A matrix is designed to create conflict. If conflict is not surfacing, it is a sign that the matrix is not working, and the natural conflicts are being hidden and acted out in dysfunctional ways.
Surfacing and managing conflict productively is essential to making matrix organizations work well. The point of a matrix is to take account of the potential impact of decisions on different regions, functions, and lines of business. What looks good to Corporate may work in Europe and create problems in Asia. What Sales thinks is necessary may seem too risky to Finance. A matrix is designed to bring these different perspectives into a deliberative process so that decisions can be made in the interests of the whole.
Unfortunately, most people are not good at surfacing and managing conflict. The most common presenting problem that we hear is some version of, “We avoid conflict.” “We are too polite.” “We have a norm of not disagreeing in meetings.” “We don’t talk about the tough issues.” Failing to surface differences does not make them go away. Rather they fester as people who think similarly talk with each other and reinforce their negative views of those who think differently.

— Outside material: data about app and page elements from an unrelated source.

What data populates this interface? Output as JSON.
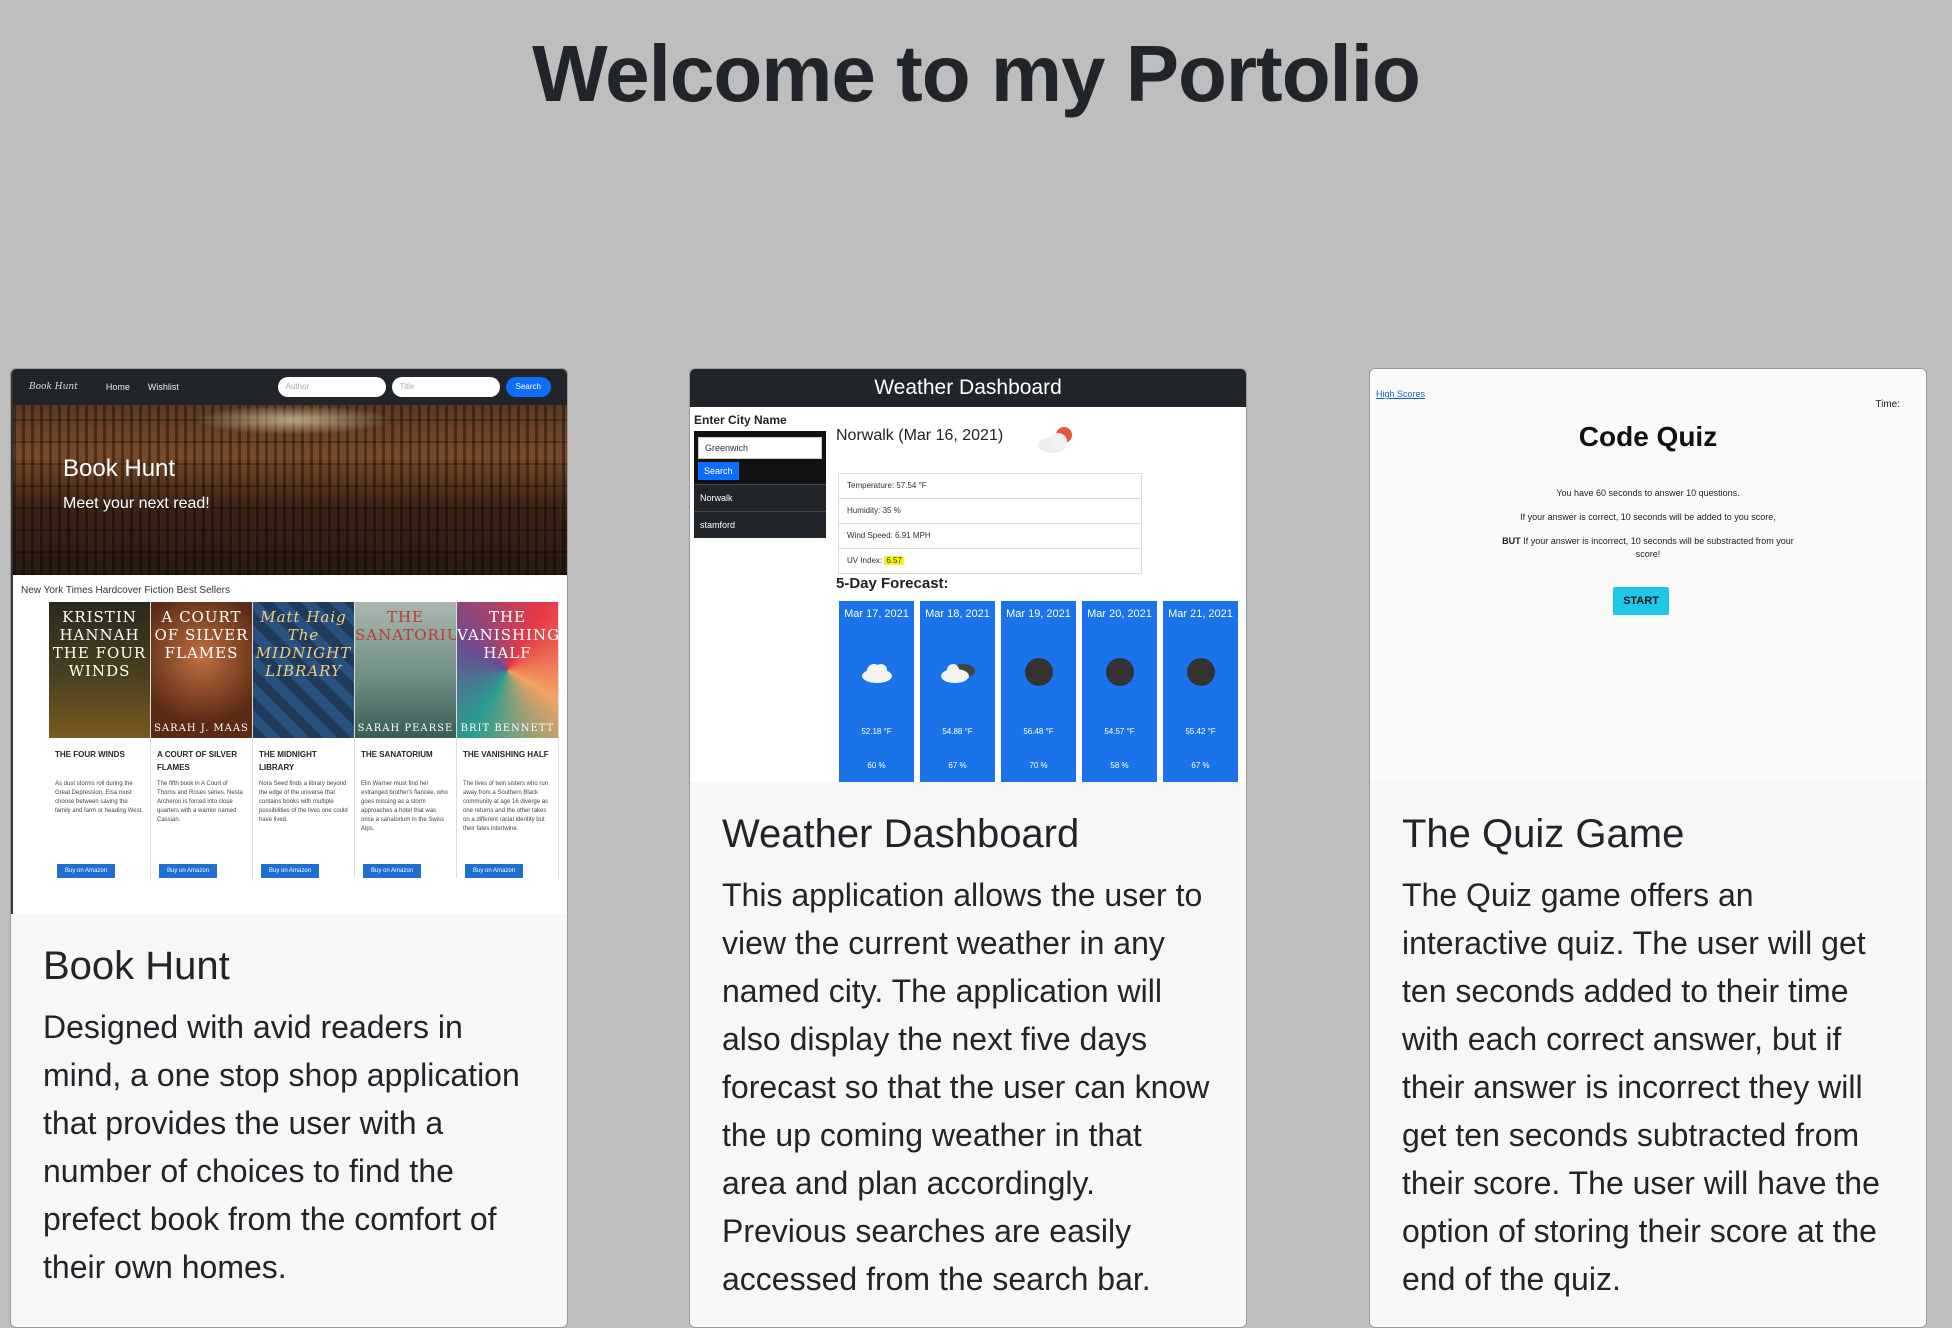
{
  "page": {
    "title": "Welcome to my Portolio"
  },
  "cards": [
    {
      "title": "Book Hunt",
      "text": "Designed with avid readers in mind, a one stop shop application that provides the user with a number of choices to find the prefect book from the comfort of their own homes.",
      "preview": {
        "brand": "Book Hunt",
        "nav": [
          "Home",
          "Wishlist"
        ],
        "author_placeholder": "Author",
        "title_placeholder": "Title",
        "search_label": "Search",
        "hero_title": "Book Hunt",
        "hero_subtitle": "Meet your next read!",
        "section_title": "New York Times Hardcover Fiction Best Sellers",
        "books": [
          {
            "cover_text": "KRISTIN HANNAH THE FOUR WINDS",
            "cover_author": "",
            "title": "THE FOUR WINDS",
            "desc": "As dust storms roll during the Great Depression, Elsa must choose between saving the family and farm or heading West.",
            "buy": "Buy on Amazon"
          },
          {
            "cover_text": "A COURT OF SILVER FLAMES",
            "cover_author": "SARAH J. MAAS",
            "title": "A COURT OF SILVER FLAMES",
            "desc": "The fifth book in A Court of Thorns and Roses series. Nesta Archeron is forced into close quarters with a warrior named Cassian.",
            "buy": "Buy on Amazon"
          },
          {
            "cover_text": "Matt Haig The MIDNIGHT LIBRARY",
            "cover_author": "",
            "title": "THE MIDNIGHT LIBRARY",
            "desc": "Nora Seed finds a library beyond the edge of the universe that contains books with multiple possibilities of the lives one could have lived.",
            "buy": "Buy on Amazon"
          },
          {
            "cover_text": "THE SANATORIUM",
            "cover_author": "SARAH PEARSE",
            "title": "THE SANATORIUM",
            "desc": "Elin Warner must find her estranged brother's fiancée, who goes missing as a storm approaches a hotel that was once a sanatorium in the Swiss Alps.",
            "buy": "Buy on Amazon"
          },
          {
            "cover_text": "THE VANISHING HALF",
            "cover_author": "BRIT BENNETT",
            "title": "THE VANISHING HALF",
            "desc": "The lives of twin sisters who run away from a Southern Black community at age 16 diverge as one returns and the other takes on a different racial identity but their fates intertwine.",
            "buy": "Buy on Amazon"
          }
        ]
      }
    },
    {
      "title": "Weather Dashboard",
      "text": "This application allows the user to view the current weather in any named city. The application will also display the next five days forecast so that the user can know the up coming weather in that area and plan accordingly. Previous searches are easily accessed from the search bar.",
      "preview": {
        "header": "Weather Dashboard",
        "city_label": "Enter City Name",
        "input_value": "Greenwich",
        "search_label": "Search",
        "history": [
          "Norwalk",
          "stamford"
        ],
        "current_city": "Norwalk (Mar 16, 2021)",
        "temperature": "Temperature: 57.54 °F",
        "humidity": "Humidity: 35 %",
        "wind": "Wind Speed: 6.91 MPH",
        "uv_label": "UV Index:",
        "uv_value": "6.57",
        "forecast_label": "5-Day Forecast:",
        "days": [
          {
            "date": "Mar 17, 2021",
            "icon": "cloud-icon",
            "temp": "52.18 °F",
            "humidity": "60 %"
          },
          {
            "date": "Mar 18, 2021",
            "icon": "cloud-rain-icon",
            "temp": "54.88 °F",
            "humidity": "67 %"
          },
          {
            "date": "Mar 19, 2021",
            "icon": "moon-icon",
            "temp": "56.48 °F",
            "humidity": "70 %"
          },
          {
            "date": "Mar 20, 2021",
            "icon": "moon-icon",
            "temp": "54.57 °F",
            "humidity": "58 %"
          },
          {
            "date": "Mar 21, 2021",
            "icon": "moon-icon",
            "temp": "55.42 °F",
            "humidity": "67 %"
          }
        ]
      }
    },
    {
      "title": "The Quiz Game",
      "text": "The Quiz game offers an interactive quiz. The user will get ten seconds added to their time with each correct answer, but if their answer is incorrect they will get ten seconds subtracted from their score. The user will have the option of storing their score at the end of the quiz.",
      "preview": {
        "high_scores": "High Scores",
        "time_label": "Time:",
        "title": "Code Quiz",
        "line1": "You have 60 seconds to answer 10 questions.",
        "line2": "If your answer is correct, 10 seconds will be added to you score,",
        "line3_bold": "BUT",
        "line3": "If your answer is incorrect, 10 seconds will be substracted from your score!",
        "start_label": "START"
      }
    }
  ],
  "colors": {
    "background": "#bebebe",
    "card": "#f8f7f8",
    "primary": "#1a73e8",
    "quiz_button": "#1ec8e6"
  }
}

The other side of the coin is that when conflict does erupt, it is often unpleasant and unproductive. This reinforces the tendency to avoid surfacing conflict, which means that people do not gain experience in handling it, which means that when it does come out things go badly.
People can improve their ability to deal with conflict. The developmental process works best as a team sport. When people on different sides of a matrix share a language and set of tools for engaging different views, and especially when they go through learning experiences together, they create norms and practices that translate to greater organizational capability for making the matrix work.